Two lesser-known provisions of the B.C. Mental Health Act are being used with increasing regularity, underscoring the extent to which Vancouver continues to struggle with—and involve police in—care for people with a mental illness.
The powers of the act are applied via what’s called a Form 4 and a Form 21.
A Form 4 allows a physician to order a person detained involuntarily and a police officer to apprehend that individual for the purpose of bringing them to a care facility. The measure is largely proactive in nature. A hypothetical example of when a Form 4 might be used is when a person with schizophrenia expresses intent to harm themselves. A family member could alert that person’s physician, who could then complete a Form 4 to see police take them into custody and transport them to a hospital.

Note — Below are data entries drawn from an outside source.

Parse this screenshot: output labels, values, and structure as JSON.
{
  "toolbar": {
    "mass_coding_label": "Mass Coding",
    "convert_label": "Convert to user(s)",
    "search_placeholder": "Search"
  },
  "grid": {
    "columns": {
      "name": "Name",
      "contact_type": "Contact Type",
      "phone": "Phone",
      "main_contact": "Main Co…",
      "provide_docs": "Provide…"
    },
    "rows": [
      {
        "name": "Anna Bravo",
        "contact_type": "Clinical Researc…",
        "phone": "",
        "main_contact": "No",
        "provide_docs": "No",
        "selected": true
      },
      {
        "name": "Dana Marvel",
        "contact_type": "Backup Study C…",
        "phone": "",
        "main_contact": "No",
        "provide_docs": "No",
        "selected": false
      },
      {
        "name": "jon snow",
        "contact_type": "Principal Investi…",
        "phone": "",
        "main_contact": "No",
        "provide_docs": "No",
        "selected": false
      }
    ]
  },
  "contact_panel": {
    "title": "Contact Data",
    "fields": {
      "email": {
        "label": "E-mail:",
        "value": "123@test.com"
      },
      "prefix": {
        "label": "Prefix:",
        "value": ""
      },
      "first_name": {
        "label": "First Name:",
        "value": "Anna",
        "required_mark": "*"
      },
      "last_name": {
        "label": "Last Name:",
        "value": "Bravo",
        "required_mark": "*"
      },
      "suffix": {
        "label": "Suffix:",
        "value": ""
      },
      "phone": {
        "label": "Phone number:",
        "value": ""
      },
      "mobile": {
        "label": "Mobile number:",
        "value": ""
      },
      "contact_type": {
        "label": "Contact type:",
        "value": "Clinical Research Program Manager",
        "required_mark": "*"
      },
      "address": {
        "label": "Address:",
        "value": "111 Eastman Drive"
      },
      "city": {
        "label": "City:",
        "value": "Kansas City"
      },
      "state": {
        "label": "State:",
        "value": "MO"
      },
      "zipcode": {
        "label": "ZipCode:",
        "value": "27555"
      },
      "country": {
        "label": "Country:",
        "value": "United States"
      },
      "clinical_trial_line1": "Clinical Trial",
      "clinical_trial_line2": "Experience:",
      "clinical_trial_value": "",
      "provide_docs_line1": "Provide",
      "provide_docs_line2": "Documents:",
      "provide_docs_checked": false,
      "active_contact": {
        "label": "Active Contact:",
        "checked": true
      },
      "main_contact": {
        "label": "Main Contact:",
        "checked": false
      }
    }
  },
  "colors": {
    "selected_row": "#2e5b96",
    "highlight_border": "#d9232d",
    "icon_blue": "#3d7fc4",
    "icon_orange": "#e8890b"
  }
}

A Form 21 works in a similar manner but is used when a person who has been committed to a care facility and then given leave fails to return by a scheduled deadline.
During the first six months of 2016, Form 4s and Form 21s accounted for 859 Vancouver Police Department apprehensions, on track for a projected 1,718 by the end of the year.
That compares to 679 such apprehensions during 2012, marking a projected 253-percent increase in just four years (the period for which the VPD provided statistics). There were 1,064 Form 4 and 21 apprehensions in 2013, 1,396 in 2014, and 1,663 in 2015.
The data only cover cases involving the VPD, and many Form 4s are resolved without the involvement of law enforcement, meaning those statistics are smaller than the total numbers of forms that doctors issued.
In a telephone interview, VPD spokesperson Const. Brian Montague placed the data in the context of what former police chief Jim Chu described as a “mental-health crisis”.
Montague maintained that more Form 4 and Form 21 apprehensions shouldn’t be viewed in a negative light. He noted they usually originate within the care system and with the goal of connecting a person with the help that a doctor says they need.
Doug King, a lawyer with Pivot Legal Society, called attention to the sharp climb evident in the numbers.
“What has changed?” he asked. “It could point to more collaboration between the police and the health-care system.”
King told the Straight that this sort of cooperation might have positive implications but also raises “serious concerns”. Areas where that is the case, he continued, include record-sharing and unintended implications of police having more access to data about people’s health.
“Getting a tag or notation on your file that says you have a mental illness could be negative in terms of how police are going to treat you in the future,” King said. He also raised questions about which other agencies might have access to that information.
The increase in use of Form 4 and Form 21s mirrors a similar rise in VPD incidents involving another section of the Mental Health Act, known as Section 28. That provision allows police to take a person into custody if an officer deems them to constitute a threat to themselves or others. It differs from the application of Form 4 and Form 21s in that a Section 28 usually involves a person experiencing an acute mental-health crisis.
From 2010 to 2014, VPD apprehensions under Section 28 of the act increased between five and 10 percent each year, from 2,278 to 3,010. They then levelled off when there were 3,050 apprehensions in 2015 and 3,026 projected for 2016 (based on data covering the first six months of this year).
Montague again stressed that the increasing frequency with which police have come to use this section of the act does not constitute bad news.
"In most of those cases, no crime has been committed," he explained. "But it’s an apprehension under the act because a medical professional or a police officer has felt it is for the best interest of the person for their safety and the best interest of the public for their safety to do that.”
Jonny Morris, director of public policy for the Canadian Mental Health Association’s B.C. division, said the Form 4 and Form 21 statistics are further evidence of insufficient attention to preventive care.
“Whenever you are talking about a mental-health apprehension—whether the police are involved or not—we are talking about a point in someone’s trajectory where they are at a crisis,” he explained. “What are the opportunities before you need to exercise legislative authority where the health system could have intervened?”